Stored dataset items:
++++++++

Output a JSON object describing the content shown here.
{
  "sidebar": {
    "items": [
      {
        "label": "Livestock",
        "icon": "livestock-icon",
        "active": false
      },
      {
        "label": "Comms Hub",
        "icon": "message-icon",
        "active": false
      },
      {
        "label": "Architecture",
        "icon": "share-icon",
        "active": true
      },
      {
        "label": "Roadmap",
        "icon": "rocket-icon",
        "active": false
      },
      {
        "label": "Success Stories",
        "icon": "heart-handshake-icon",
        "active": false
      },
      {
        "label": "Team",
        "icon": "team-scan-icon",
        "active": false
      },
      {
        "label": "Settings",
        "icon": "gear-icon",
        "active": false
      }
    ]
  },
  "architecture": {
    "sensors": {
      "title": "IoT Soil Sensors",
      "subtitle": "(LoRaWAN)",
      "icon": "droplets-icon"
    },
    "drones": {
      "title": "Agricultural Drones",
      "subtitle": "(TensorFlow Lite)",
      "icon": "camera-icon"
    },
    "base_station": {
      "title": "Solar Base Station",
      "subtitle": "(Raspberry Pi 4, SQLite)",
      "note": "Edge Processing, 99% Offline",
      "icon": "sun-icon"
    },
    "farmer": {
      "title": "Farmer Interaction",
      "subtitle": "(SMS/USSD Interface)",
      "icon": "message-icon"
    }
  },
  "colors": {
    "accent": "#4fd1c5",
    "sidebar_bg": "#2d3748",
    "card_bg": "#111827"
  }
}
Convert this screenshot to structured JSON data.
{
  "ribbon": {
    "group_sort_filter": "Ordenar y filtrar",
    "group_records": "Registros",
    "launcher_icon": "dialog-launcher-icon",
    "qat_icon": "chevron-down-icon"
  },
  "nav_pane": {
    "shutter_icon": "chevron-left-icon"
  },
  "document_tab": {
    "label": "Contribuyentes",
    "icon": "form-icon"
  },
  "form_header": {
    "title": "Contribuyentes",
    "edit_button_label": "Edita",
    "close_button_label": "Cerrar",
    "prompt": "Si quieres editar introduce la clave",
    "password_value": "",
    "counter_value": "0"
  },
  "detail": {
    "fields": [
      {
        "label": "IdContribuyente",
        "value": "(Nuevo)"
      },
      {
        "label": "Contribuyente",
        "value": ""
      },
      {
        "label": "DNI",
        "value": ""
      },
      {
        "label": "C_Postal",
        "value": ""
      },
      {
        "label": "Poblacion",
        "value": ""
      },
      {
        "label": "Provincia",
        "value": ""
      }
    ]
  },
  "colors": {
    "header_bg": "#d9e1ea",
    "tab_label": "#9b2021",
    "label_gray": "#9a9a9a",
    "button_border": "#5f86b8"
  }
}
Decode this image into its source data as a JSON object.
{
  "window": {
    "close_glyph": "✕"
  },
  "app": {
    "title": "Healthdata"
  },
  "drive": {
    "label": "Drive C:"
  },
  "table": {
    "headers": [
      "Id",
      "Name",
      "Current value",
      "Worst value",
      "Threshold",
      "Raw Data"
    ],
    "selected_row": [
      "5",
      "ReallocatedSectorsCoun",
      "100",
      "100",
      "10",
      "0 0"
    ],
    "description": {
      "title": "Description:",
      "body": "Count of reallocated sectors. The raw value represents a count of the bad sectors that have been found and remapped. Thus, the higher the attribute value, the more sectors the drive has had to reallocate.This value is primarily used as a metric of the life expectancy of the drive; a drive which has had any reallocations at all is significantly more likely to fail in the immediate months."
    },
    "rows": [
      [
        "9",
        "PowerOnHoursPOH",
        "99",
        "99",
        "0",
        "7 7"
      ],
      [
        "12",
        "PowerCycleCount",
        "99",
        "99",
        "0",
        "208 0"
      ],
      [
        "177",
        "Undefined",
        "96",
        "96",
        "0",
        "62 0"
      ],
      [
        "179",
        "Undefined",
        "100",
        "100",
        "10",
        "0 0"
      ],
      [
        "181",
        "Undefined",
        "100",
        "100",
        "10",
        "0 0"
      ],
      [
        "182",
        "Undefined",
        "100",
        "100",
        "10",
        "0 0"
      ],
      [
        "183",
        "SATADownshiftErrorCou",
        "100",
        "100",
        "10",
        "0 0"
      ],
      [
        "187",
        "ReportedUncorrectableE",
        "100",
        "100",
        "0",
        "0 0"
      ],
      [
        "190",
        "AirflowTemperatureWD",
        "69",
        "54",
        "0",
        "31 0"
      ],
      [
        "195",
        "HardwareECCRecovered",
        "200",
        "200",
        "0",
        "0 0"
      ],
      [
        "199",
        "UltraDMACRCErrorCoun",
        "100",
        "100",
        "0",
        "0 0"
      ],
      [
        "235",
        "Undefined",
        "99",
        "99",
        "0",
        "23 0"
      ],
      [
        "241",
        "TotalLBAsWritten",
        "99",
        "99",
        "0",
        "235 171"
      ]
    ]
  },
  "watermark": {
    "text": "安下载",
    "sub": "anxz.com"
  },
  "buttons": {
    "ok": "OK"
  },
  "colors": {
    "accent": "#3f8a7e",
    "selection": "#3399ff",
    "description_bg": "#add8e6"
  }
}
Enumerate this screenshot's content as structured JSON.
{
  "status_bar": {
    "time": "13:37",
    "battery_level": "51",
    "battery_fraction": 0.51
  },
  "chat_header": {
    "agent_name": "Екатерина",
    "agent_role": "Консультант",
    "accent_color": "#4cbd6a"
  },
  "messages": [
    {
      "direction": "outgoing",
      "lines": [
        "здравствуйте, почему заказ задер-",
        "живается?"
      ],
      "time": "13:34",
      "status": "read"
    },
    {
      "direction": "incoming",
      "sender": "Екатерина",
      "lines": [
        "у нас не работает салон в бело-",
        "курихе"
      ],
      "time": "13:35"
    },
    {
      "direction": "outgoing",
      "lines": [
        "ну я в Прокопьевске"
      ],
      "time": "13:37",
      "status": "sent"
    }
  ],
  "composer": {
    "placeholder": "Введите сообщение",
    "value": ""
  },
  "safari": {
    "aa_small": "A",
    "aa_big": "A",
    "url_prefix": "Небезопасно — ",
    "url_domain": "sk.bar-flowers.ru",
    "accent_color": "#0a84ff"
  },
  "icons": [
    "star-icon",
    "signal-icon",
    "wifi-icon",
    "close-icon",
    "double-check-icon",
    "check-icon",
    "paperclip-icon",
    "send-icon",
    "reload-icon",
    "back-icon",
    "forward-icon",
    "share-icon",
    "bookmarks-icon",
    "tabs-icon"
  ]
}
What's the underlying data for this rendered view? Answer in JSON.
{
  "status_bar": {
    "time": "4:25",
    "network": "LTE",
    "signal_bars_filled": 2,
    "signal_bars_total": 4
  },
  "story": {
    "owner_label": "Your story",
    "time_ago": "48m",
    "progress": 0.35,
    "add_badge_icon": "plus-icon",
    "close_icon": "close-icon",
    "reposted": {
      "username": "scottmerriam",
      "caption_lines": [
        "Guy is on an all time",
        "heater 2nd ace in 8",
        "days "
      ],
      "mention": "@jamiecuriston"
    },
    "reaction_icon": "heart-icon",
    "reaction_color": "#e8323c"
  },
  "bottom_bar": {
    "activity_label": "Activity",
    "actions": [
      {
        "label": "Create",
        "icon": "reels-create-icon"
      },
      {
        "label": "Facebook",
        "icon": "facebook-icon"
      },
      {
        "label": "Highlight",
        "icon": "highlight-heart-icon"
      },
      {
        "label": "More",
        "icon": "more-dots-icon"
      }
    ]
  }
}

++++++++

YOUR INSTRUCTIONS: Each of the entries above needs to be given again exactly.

TASK OUTPUT:
Output a JSON object describing the content shown here.
{
  "sidebar": {
    "items": [
      {
        "label": "Livestock",
        "icon": "livestock-icon",
        "active": false
      },
      {
        "label": "Comms Hub",
        "icon": "message-icon",
        "active": false
      },
      {
        "label": "Architecture",
        "icon": "share-icon",
        "active": true
      },
      {
        "label": "Roadmap",
        "icon": "rocket-icon",
        "active": false
      },
      {
        "label": "Success Stories",
        "icon": "heart-handshake-icon",
        "active": false
      },
      {
        "label": "Team",
        "icon": "team-scan-icon",
        "active": false
      },
      {
        "label": "Settings",
        "icon": "gear-icon",
        "active": false
      }
    ]
  },
  "architecture": {
    "sensors": {
      "title": "IoT Soil Sensors",
      "subtitle": "(LoRaWAN)",
      "icon": "droplets-icon"
    },
    "drones": {
      "title": "Agricultural Drones",
      "subtitle": "(TensorFlow Lite)",
      "icon": "camera-icon"
    },
    "base_station": {
      "title": "Solar Base Station",
      "subtitle": "(Raspberry Pi 4, SQLite)",
      "note": "Edge Processing, 99% Offline",
      "icon": "sun-icon"
    },
    "farmer": {
      "title": "Farmer Interaction",
      "subtitle": "(SMS/USSD Interface)",
      "icon": "message-icon"
    }
  },
  "colors": {
    "accent": "#4fd1c5",
    "sidebar_bg": "#2d3748",
    "card_bg": "#111827"
  }
}
Convert this screenshot to structured JSON data.
{
  "ribbon": {
    "group_sort_filter": "Ordenar y filtrar",
    "group_records": "Registros",
    "launcher_icon": "dialog-launcher-icon",
    "qat_icon": "chevron-down-icon"
  },
  "nav_pane": {
    "shutter_icon": "chevron-left-icon"
  },
  "document_tab": {
    "label": "Contribuyentes",
    "icon": "form-icon"
  },
  "form_header": {
    "title": "Contribuyentes",
    "edit_button_label": "Edita",
    "close_button_label": "Cerrar",
    "prompt": "Si quieres editar introduce la clave",
    "password_value": "",
    "counter_value": "0"
  },
  "detail": {
    "fields": [
      {
        "label": "IdContribuyente",
        "value": "(Nuevo)"
      },
      {
        "label": "Contribuyente",
        "value": ""
      },
      {
        "label": "DNI",
        "value": ""
      },
      {
        "label": "C_Postal",
        "value": ""
      },
      {
        "label": "Poblacion",
        "value": ""
      },
      {
        "label": "Provincia",
        "value": ""
      }
    ]
  },
  "colors": {
    "header_bg": "#d9e1ea",
    "tab_label": "#9b2021",
    "label_gray": "#9a9a9a",
    "button_border": "#5f86b8"
  }
}
Decode this image into its source data as a JSON object.
{
  "window": {
    "close_glyph": "✕"
  },
  "app": {
    "title": "Healthdata"
  },
  "drive": {
    "label": "Drive C:"
  },
  "table": {
    "headers": [
      "Id",
      "Name",
      "Current value",
      "Worst value",
      "Threshold",
      "Raw Data"
    ],
    "selected_row": [
      "5",
      "ReallocatedSectorsCoun",
      "100",
      "100",
      "10",
      "0 0"
    ],
    "description": {
      "title": "Description:",
      "body": "Count of reallocated sectors. The raw value represents a count of the bad sectors that have been found and remapped. Thus, the higher the attribute value, the more sectors the drive has had to reallocate.This value is primarily used as a metric of the life expectancy of the drive; a drive which has had any reallocations at all is significantly more likely to fail in the immediate months."
    },
    "rows": [
      [
        "9",
        "PowerOnHoursPOH",
        "99",
        "99",
        "0",
        "7 7"
      ],
      [
        "12",
        "PowerCycleCount",
        "99",
        "99",
        "0",
        "208 0"
      ],
      [
        "177",
        "Undefined",
        "96",
        "96",
        "0",
        "62 0"
      ],
      [
        "179",
        "Undefined",
        "100",
        "100",
        "10",
        "0 0"
      ],
      [
        "181",
        "Undefined",
        "100",
        "100",
        "10",
        "0 0"
      ],
      [
        "182",
        "Undefined",
        "100",
        "100",
        "10",
        "0 0"
      ],
      [
        "183",
        "SATADownshiftErrorCou",
        "100",
        "100",
        "10",
        "0 0"
      ],
      [
        "187",
        "ReportedUncorrectableE",
        "100",
        "100",
        "0",
        "0 0"
      ],
      [
        "190",
        "AirflowTemperatureWD",
        "69",
        "54",
        "0",
        "31 0"
      ],
      [
        "195",
        "HardwareECCRecovered",
        "200",
        "200",
        "0",
        "0 0"
      ],
      [
        "199",
        "UltraDMACRCErrorCoun",
        "100",
        "100",
        "0",
        "0 0"
      ],
      [
        "235",
        "Undefined",
        "99",
        "99",
        "0",
        "23 0"
      ],
      [
        "241",
        "TotalLBAsWritten",
        "99",
        "99",
        "0",
        "235 171"
      ]
    ]
  },
  "watermark": {
    "text": "安下载",
    "sub": "anxz.com"
  },
  "buttons": {
    "ok": "OK"
  },
  "colors": {
    "accent": "#3f8a7e",
    "selection": "#3399ff",
    "description_bg": "#add8e6"
  }
}
Enumerate this screenshot's content as structured JSON.
{
  "status_bar": {
    "time": "13:37",
    "battery_level": "51",
    "battery_fraction": 0.51
  },
  "chat_header": {
    "agent_name": "Екатерина",
    "agent_role": "Консультант",
    "accent_color": "#4cbd6a"
  },
  "messages": [
    {
      "direction": "outgoing",
      "lines": [
        "здравствуйте, почему заказ задер-",
        "живается?"
      ],
      "time": "13:34",
      "status": "read"
    },
    {
      "direction": "incoming",
      "sender": "Екатерина",
      "lines": [
        "у нас не работает салон в бело-",
        "курихе"
      ],
      "time": "13:35"
    },
    {
      "direction": "outgoing",
      "lines": [
        "ну я в Прокопьевске"
      ],
      "time": "13:37",
      "status": "sent"
    }
  ],
  "composer": {
    "placeholder": "Введите сообщение",
    "value": ""
  },
  "safari": {
    "aa_small": "A",
    "aa_big": "A",
    "url_prefix": "Небезопасно — ",
    "url_domain": "sk.bar-flowers.ru",
    "accent_color": "#0a84ff"
  },
  "icons": [
    "star-icon",
    "signal-icon",
    "wifi-icon",
    "close-icon",
    "double-check-icon",
    "check-icon",
    "paperclip-icon",
    "send-icon",
    "reload-icon",
    "back-icon",
    "forward-icon",
    "share-icon",
    "bookmarks-icon",
    "tabs-icon"
  ]
}
What's the underlying data for this rendered view? Answer in JSON.
{
  "status_bar": {
    "time": "4:25",
    "network": "LTE",
    "signal_bars_filled": 2,
    "signal_bars_total": 4
  },
  "story": {
    "owner_label": "Your story",
    "time_ago": "48m",
    "progress": 0.35,
    "add_badge_icon": "plus-icon",
    "close_icon": "close-icon",
    "reposted": {
      "username": "scottmerriam",
      "caption_lines": [
        "Guy is on an all time",
        "heater 2nd ace in 8",
        "days "
      ],
      "mention": "@jamiecuriston"
    },
    "reaction_icon": "heart-icon",
    "reaction_color": "#e8323c"
  },
  "bottom_bar": {
    "activity_label": "Activity",
    "actions": [
      {
        "label": "Create",
        "icon": "reels-create-icon"
      },
      {
        "label": "Facebook",
        "icon": "facebook-icon"
      },
      {
        "label": "Highlight",
        "icon": "highlight-heart-icon"
      },
      {
        "label": "More",
        "icon": "more-dots-icon"
      }
    ]
  }
}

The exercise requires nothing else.